Work to complete. Go through the material below line by line and count those containing "content". Write the count and nothing more.

Records for this task.
· · ·
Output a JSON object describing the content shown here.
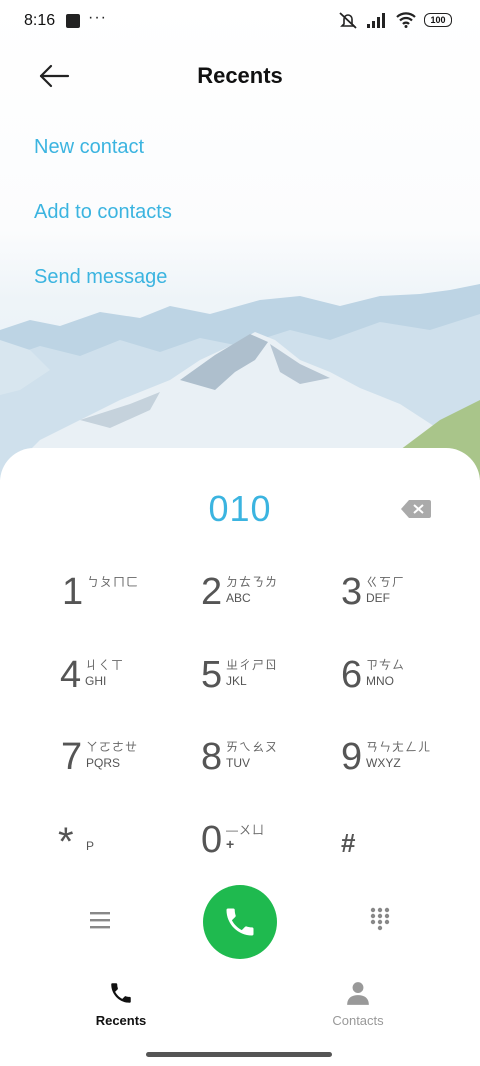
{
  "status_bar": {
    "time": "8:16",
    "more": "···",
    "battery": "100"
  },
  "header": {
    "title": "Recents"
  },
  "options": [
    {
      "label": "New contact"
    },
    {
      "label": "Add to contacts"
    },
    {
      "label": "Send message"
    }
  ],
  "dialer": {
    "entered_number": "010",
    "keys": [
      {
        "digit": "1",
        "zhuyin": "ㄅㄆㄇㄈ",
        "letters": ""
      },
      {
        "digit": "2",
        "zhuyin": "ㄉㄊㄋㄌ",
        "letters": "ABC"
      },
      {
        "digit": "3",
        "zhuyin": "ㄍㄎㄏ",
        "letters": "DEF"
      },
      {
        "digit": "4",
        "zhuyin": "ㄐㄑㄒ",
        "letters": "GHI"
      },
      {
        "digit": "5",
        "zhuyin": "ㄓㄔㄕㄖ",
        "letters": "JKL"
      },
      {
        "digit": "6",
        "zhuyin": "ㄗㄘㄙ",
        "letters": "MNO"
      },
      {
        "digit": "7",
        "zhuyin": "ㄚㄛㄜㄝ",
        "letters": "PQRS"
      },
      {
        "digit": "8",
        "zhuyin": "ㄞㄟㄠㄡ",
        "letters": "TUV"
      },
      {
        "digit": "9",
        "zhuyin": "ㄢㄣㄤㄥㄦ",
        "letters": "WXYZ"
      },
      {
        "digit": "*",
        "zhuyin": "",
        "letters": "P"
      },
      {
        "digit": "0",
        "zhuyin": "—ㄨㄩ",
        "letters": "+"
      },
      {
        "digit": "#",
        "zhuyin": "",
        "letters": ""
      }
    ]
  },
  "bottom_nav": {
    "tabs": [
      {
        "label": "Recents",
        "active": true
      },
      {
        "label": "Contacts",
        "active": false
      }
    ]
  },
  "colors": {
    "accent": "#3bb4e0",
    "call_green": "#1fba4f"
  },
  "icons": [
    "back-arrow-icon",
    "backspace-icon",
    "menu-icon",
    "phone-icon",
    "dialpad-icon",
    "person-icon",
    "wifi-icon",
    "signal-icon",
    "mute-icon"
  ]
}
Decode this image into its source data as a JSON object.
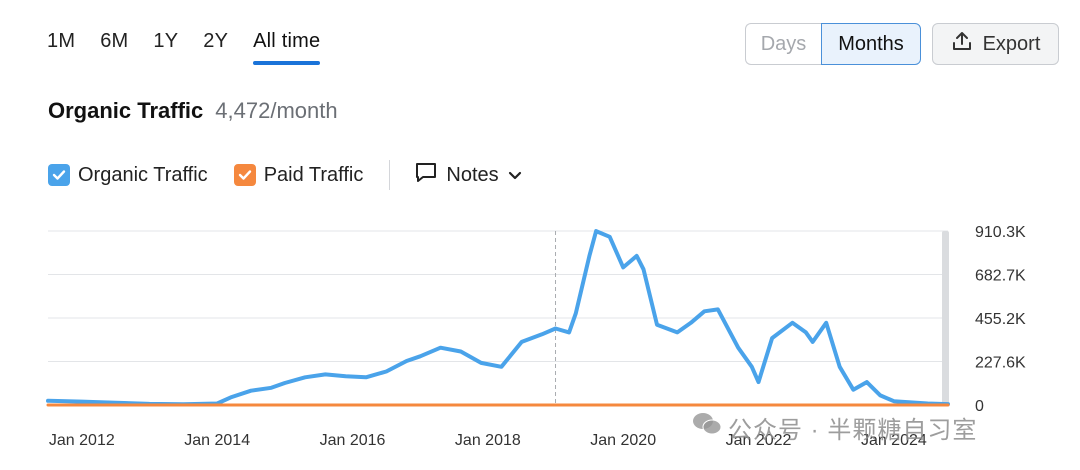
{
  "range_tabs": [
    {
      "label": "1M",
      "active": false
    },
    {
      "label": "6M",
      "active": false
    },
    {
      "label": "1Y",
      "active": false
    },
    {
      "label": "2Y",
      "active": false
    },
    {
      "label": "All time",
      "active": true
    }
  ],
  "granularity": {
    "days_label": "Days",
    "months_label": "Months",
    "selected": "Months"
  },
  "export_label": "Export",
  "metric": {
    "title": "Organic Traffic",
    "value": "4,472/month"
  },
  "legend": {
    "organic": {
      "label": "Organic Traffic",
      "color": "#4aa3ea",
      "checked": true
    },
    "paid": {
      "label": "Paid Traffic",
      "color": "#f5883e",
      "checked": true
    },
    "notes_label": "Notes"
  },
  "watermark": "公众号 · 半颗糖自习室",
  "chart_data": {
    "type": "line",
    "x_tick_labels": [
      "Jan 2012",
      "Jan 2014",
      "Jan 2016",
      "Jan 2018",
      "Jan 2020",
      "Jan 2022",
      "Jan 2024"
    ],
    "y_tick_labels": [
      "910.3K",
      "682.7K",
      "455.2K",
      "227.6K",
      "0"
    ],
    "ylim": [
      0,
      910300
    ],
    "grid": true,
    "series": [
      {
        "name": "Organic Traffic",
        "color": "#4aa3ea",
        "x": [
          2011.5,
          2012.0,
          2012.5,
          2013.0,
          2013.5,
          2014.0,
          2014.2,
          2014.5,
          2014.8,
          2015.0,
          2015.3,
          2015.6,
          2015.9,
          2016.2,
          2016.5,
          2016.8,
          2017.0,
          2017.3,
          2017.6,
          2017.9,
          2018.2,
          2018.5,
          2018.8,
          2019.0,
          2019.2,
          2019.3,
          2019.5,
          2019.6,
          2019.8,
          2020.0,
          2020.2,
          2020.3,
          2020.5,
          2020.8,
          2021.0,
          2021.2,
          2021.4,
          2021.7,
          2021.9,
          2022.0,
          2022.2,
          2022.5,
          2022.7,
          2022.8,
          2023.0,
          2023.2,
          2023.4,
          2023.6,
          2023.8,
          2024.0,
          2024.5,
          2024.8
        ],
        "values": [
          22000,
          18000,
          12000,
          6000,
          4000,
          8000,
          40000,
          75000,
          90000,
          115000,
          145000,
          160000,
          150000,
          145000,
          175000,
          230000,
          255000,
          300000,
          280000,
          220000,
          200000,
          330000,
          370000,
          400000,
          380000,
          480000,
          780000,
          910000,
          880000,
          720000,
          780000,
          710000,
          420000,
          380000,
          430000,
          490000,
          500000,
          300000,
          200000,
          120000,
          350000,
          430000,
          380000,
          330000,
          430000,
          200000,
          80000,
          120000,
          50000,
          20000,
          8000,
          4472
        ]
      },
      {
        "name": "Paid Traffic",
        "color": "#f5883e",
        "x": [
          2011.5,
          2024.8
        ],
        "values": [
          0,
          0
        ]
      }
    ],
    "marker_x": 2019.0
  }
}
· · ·
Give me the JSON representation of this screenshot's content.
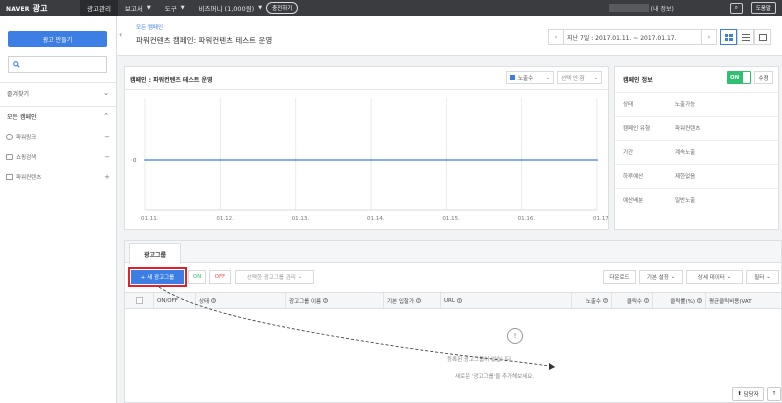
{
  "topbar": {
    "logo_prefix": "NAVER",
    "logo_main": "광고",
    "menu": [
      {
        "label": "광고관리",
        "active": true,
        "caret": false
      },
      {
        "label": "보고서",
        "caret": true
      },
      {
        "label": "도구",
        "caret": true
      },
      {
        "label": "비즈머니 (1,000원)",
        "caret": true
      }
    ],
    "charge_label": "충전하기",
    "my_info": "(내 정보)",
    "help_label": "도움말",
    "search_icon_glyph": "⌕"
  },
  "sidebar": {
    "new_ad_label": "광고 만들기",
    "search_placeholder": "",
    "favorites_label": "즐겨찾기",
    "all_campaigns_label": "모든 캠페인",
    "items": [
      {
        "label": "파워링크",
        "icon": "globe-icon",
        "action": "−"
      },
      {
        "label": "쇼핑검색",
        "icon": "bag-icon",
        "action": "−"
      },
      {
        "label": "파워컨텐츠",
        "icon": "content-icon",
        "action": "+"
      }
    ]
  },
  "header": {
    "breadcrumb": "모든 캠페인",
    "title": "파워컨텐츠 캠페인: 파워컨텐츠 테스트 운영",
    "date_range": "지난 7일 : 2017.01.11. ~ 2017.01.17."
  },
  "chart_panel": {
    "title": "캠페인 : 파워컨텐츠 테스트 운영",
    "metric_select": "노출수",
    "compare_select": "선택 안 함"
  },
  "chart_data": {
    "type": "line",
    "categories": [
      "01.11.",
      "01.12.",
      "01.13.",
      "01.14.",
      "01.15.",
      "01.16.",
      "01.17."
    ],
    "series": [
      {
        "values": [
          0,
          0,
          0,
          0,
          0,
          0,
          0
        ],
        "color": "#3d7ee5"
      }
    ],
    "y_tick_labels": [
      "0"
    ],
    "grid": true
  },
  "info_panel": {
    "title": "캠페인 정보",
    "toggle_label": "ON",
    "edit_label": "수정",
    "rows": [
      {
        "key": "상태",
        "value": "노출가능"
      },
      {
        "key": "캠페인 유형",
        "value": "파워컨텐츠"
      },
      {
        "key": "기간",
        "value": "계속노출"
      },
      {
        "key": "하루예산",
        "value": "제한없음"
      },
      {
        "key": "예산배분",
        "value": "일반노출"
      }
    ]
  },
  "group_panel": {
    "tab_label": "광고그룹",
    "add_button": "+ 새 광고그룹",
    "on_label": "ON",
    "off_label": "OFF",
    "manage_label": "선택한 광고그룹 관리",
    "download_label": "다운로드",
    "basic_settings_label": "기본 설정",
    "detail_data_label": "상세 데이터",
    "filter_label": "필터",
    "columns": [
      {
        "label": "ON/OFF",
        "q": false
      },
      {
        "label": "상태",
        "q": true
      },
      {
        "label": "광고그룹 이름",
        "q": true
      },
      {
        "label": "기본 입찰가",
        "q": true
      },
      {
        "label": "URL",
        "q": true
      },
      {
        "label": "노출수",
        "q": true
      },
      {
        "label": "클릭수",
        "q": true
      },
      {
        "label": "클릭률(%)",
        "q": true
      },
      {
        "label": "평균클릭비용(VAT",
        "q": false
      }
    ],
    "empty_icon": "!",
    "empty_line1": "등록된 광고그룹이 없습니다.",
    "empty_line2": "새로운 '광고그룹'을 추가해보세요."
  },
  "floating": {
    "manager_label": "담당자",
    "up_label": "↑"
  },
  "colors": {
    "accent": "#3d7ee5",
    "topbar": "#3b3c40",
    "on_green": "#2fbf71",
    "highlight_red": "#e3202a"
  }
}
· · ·
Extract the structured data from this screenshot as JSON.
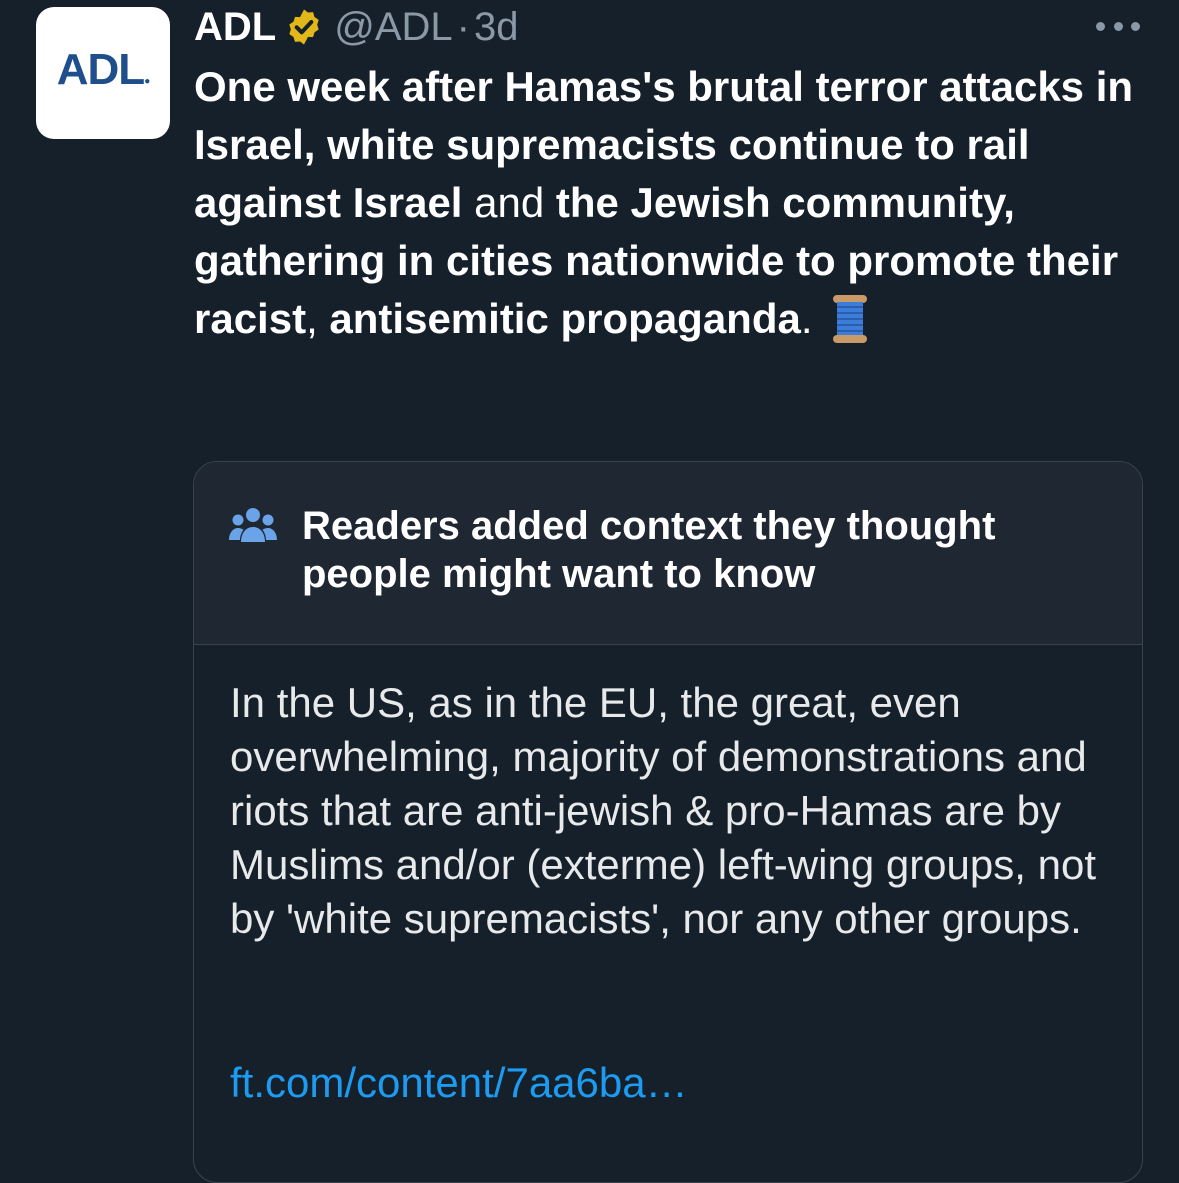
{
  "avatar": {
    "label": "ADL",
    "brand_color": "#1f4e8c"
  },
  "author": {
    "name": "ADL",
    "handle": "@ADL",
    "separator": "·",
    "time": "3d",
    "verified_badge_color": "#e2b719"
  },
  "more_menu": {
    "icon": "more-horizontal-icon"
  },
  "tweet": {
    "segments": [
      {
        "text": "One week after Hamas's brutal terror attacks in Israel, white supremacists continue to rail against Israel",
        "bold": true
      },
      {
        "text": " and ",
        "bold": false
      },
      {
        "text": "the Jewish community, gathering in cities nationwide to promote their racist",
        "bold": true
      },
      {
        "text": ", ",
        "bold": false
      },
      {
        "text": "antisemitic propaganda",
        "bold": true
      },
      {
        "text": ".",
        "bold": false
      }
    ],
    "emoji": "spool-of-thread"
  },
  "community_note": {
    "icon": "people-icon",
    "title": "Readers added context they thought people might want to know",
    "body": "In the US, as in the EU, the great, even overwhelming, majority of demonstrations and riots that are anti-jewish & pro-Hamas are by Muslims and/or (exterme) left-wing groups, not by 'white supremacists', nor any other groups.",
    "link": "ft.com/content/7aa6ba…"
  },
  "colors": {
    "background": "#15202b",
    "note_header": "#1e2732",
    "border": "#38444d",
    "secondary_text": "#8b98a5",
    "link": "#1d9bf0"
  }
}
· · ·
Your response. 4